**Exercise directions**:
With nothing left out, give the data back exactly.

◆ ◆ ◆ ◆

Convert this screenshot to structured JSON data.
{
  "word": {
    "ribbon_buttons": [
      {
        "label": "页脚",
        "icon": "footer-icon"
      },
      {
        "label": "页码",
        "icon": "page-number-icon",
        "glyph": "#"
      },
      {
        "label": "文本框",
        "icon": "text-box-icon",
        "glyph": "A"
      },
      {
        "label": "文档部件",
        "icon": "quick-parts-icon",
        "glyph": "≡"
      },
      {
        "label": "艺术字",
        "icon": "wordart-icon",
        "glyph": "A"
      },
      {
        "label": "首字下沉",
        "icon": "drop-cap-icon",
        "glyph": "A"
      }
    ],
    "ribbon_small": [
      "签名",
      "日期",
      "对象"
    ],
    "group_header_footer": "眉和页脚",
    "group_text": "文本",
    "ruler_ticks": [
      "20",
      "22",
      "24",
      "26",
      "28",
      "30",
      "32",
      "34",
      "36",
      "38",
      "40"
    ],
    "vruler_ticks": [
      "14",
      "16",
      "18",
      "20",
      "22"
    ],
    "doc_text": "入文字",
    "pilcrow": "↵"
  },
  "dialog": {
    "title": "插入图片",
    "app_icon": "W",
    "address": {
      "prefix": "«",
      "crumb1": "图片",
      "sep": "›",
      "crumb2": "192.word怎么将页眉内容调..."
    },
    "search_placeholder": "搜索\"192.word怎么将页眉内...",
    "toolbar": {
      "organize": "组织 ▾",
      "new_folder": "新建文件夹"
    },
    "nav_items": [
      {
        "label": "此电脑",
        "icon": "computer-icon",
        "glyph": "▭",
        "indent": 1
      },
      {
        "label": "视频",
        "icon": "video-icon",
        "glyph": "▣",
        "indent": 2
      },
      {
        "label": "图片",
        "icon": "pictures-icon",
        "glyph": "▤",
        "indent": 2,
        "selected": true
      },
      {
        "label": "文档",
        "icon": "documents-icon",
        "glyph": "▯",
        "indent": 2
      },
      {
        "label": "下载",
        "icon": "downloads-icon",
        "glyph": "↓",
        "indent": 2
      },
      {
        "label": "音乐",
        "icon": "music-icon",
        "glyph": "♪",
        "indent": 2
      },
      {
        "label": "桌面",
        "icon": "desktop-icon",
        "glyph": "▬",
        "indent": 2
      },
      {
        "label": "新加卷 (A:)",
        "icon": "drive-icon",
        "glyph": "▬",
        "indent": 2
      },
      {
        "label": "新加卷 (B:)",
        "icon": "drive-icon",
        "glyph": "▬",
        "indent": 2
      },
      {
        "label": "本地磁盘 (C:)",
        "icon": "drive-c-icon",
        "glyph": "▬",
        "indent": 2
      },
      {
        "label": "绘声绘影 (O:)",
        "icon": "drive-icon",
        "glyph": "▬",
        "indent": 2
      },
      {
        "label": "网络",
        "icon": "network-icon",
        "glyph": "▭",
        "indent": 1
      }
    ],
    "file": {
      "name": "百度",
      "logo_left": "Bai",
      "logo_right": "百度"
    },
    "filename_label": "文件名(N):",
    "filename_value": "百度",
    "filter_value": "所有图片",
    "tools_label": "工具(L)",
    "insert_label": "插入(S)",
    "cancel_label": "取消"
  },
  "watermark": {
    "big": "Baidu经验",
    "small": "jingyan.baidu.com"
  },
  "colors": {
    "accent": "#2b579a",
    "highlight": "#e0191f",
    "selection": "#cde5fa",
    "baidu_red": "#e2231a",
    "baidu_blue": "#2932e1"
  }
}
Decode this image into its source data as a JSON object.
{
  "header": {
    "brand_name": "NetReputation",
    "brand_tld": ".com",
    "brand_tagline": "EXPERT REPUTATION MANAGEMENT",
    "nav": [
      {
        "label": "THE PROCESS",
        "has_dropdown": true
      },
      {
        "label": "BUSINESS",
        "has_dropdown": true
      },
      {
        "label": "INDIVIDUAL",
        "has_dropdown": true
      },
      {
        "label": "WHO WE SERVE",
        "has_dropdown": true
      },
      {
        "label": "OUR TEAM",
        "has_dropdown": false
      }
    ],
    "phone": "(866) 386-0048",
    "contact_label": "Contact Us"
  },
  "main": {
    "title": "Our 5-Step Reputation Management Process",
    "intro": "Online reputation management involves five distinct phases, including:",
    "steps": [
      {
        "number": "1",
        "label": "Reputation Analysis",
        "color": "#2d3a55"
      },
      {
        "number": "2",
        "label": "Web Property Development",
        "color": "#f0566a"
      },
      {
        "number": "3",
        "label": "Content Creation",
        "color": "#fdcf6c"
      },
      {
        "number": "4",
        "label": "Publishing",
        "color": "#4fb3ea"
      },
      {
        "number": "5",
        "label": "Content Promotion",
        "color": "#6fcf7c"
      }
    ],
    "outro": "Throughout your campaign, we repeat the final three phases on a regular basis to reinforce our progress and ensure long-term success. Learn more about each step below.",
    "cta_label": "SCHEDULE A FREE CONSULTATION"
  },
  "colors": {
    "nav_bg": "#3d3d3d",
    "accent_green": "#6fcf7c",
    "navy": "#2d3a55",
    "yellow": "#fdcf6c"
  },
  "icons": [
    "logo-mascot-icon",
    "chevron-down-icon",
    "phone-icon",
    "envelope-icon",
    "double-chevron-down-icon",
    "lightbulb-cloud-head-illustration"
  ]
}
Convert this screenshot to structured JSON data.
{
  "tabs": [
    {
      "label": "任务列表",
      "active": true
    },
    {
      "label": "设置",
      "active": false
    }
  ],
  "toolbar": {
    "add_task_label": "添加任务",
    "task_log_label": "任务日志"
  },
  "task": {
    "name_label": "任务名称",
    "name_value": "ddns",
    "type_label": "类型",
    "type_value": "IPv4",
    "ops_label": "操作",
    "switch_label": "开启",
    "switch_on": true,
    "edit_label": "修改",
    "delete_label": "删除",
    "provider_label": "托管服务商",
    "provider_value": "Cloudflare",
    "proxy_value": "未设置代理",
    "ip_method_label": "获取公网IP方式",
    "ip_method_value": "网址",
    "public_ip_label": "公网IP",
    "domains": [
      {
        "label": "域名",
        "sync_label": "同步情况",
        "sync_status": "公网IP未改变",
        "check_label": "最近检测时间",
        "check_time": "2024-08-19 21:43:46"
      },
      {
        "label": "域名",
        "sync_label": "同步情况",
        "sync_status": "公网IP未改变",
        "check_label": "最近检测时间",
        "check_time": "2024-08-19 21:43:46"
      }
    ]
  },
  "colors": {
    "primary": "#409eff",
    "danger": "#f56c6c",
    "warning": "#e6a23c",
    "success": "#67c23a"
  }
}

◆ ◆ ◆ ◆

**Exercise solution**:
Convert this screenshot to structured JSON data.
{
  "word": {
    "ribbon_buttons": [
      {
        "label": "页脚",
        "icon": "footer-icon"
      },
      {
        "label": "页码",
        "icon": "page-number-icon",
        "glyph": "#"
      },
      {
        "label": "文本框",
        "icon": "text-box-icon",
        "glyph": "A"
      },
      {
        "label": "文档部件",
        "icon": "quick-parts-icon",
        "glyph": "≡"
      },
      {
        "label": "艺术字",
        "icon": "wordart-icon",
        "glyph": "A"
      },
      {
        "label": "首字下沉",
        "icon": "drop-cap-icon",
        "glyph": "A"
      }
    ],
    "ribbon_small": [
      "签名",
      "日期",
      "对象"
    ],
    "group_header_footer": "眉和页脚",
    "group_text": "文本",
    "ruler_ticks": [
      "20",
      "22",
      "24",
      "26",
      "28",
      "30",
      "32",
      "34",
      "36",
      "38",
      "40"
    ],
    "vruler_ticks": [
      "14",
      "16",
      "18",
      "20",
      "22"
    ],
    "doc_text": "入文字",
    "pilcrow": "↵"
  },
  "dialog": {
    "title": "插入图片",
    "app_icon": "W",
    "address": {
      "prefix": "«",
      "crumb1": "图片",
      "sep": "›",
      "crumb2": "192.word怎么将页眉内容调..."
    },
    "search_placeholder": "搜索\"192.word怎么将页眉内...",
    "toolbar": {
      "organize": "组织 ▾",
      "new_folder": "新建文件夹"
    },
    "nav_items": [
      {
        "label": "此电脑",
        "icon": "computer-icon",
        "glyph": "▭",
        "indent": 1
      },
      {
        "label": "视频",
        "icon": "video-icon",
        "glyph": "▣",
        "indent": 2
      },
      {
        "label": "图片",
        "icon": "pictures-icon",
        "glyph": "▤",
        "indent": 2,
        "selected": true
      },
      {
        "label": "文档",
        "icon": "documents-icon",
        "glyph": "▯",
        "indent": 2
      },
      {
        "label": "下载",
        "icon": "downloads-icon",
        "glyph": "↓",
        "indent": 2
      },
      {
        "label": "音乐",
        "icon": "music-icon",
        "glyph": "♪",
        "indent": 2
      },
      {
        "label": "桌面",
        "icon": "desktop-icon",
        "glyph": "▬",
        "indent": 2
      },
      {
        "label": "新加卷 (A:)",
        "icon": "drive-icon",
        "glyph": "▬",
        "indent": 2
      },
      {
        "label": "新加卷 (B:)",
        "icon": "drive-icon",
        "glyph": "▬",
        "indent": 2
      },
      {
        "label": "本地磁盘 (C:)",
        "icon": "drive-c-icon",
        "glyph": "▬",
        "indent": 2
      },
      {
        "label": "绘声绘影 (O:)",
        "icon": "drive-icon",
        "glyph": "▬",
        "indent": 2
      },
      {
        "label": "网络",
        "icon": "network-icon",
        "glyph": "▭",
        "indent": 1
      }
    ],
    "file": {
      "name": "百度",
      "logo_left": "Bai",
      "logo_right": "百度"
    },
    "filename_label": "文件名(N):",
    "filename_value": "百度",
    "filter_value": "所有图片",
    "tools_label": "工具(L)",
    "insert_label": "插入(S)",
    "cancel_label": "取消"
  },
  "watermark": {
    "big": "Baidu经验",
    "small": "jingyan.baidu.com"
  },
  "colors": {
    "accent": "#2b579a",
    "highlight": "#e0191f",
    "selection": "#cde5fa",
    "baidu_red": "#e2231a",
    "baidu_blue": "#2932e1"
  }
}
Decode this image into its source data as a JSON object.
{
  "header": {
    "brand_name": "NetReputation",
    "brand_tld": ".com",
    "brand_tagline": "EXPERT REPUTATION MANAGEMENT",
    "nav": [
      {
        "label": "THE PROCESS",
        "has_dropdown": true
      },
      {
        "label": "BUSINESS",
        "has_dropdown": true
      },
      {
        "label": "INDIVIDUAL",
        "has_dropdown": true
      },
      {
        "label": "WHO WE SERVE",
        "has_dropdown": true
      },
      {
        "label": "OUR TEAM",
        "has_dropdown": false
      }
    ],
    "phone": "(866) 386-0048",
    "contact_label": "Contact Us"
  },
  "main": {
    "title": "Our 5-Step Reputation Management Process",
    "intro": "Online reputation management involves five distinct phases, including:",
    "steps": [
      {
        "number": "1",
        "label": "Reputation Analysis",
        "color": "#2d3a55"
      },
      {
        "number": "2",
        "label": "Web Property Development",
        "color": "#f0566a"
      },
      {
        "number": "3",
        "label": "Content Creation",
        "color": "#fdcf6c"
      },
      {
        "number": "4",
        "label": "Publishing",
        "color": "#4fb3ea"
      },
      {
        "number": "5",
        "label": "Content Promotion",
        "color": "#6fcf7c"
      }
    ],
    "outro": "Throughout your campaign, we repeat the final three phases on a regular basis to reinforce our progress and ensure long-term success. Learn more about each step below.",
    "cta_label": "SCHEDULE A FREE CONSULTATION"
  },
  "colors": {
    "nav_bg": "#3d3d3d",
    "accent_green": "#6fcf7c",
    "navy": "#2d3a55",
    "yellow": "#fdcf6c"
  },
  "icons": [
    "logo-mascot-icon",
    "chevron-down-icon",
    "phone-icon",
    "envelope-icon",
    "double-chevron-down-icon",
    "lightbulb-cloud-head-illustration"
  ]
}
Convert this screenshot to structured JSON data.
{
  "tabs": [
    {
      "label": "任务列表",
      "active": true
    },
    {
      "label": "设置",
      "active": false
    }
  ],
  "toolbar": {
    "add_task_label": "添加任务",
    "task_log_label": "任务日志"
  },
  "task": {
    "name_label": "任务名称",
    "name_value": "ddns",
    "type_label": "类型",
    "type_value": "IPv4",
    "ops_label": "操作",
    "switch_label": "开启",
    "switch_on": true,
    "edit_label": "修改",
    "delete_label": "删除",
    "provider_label": "托管服务商",
    "provider_value": "Cloudflare",
    "proxy_value": "未设置代理",
    "ip_method_label": "获取公网IP方式",
    "ip_method_value": "网址",
    "public_ip_label": "公网IP",
    "domains": [
      {
        "label": "域名",
        "sync_label": "同步情况",
        "sync_status": "公网IP未改变",
        "check_label": "最近检测时间",
        "check_time": "2024-08-19 21:43:46"
      },
      {
        "label": "域名",
        "sync_label": "同步情况",
        "sync_status": "公网IP未改变",
        "check_label": "最近检测时间",
        "check_time": "2024-08-19 21:43:46"
      }
    ]
  },
  "colors": {
    "primary": "#409eff",
    "danger": "#f56c6c",
    "warning": "#e6a23c",
    "success": "#67c23a"
  }
}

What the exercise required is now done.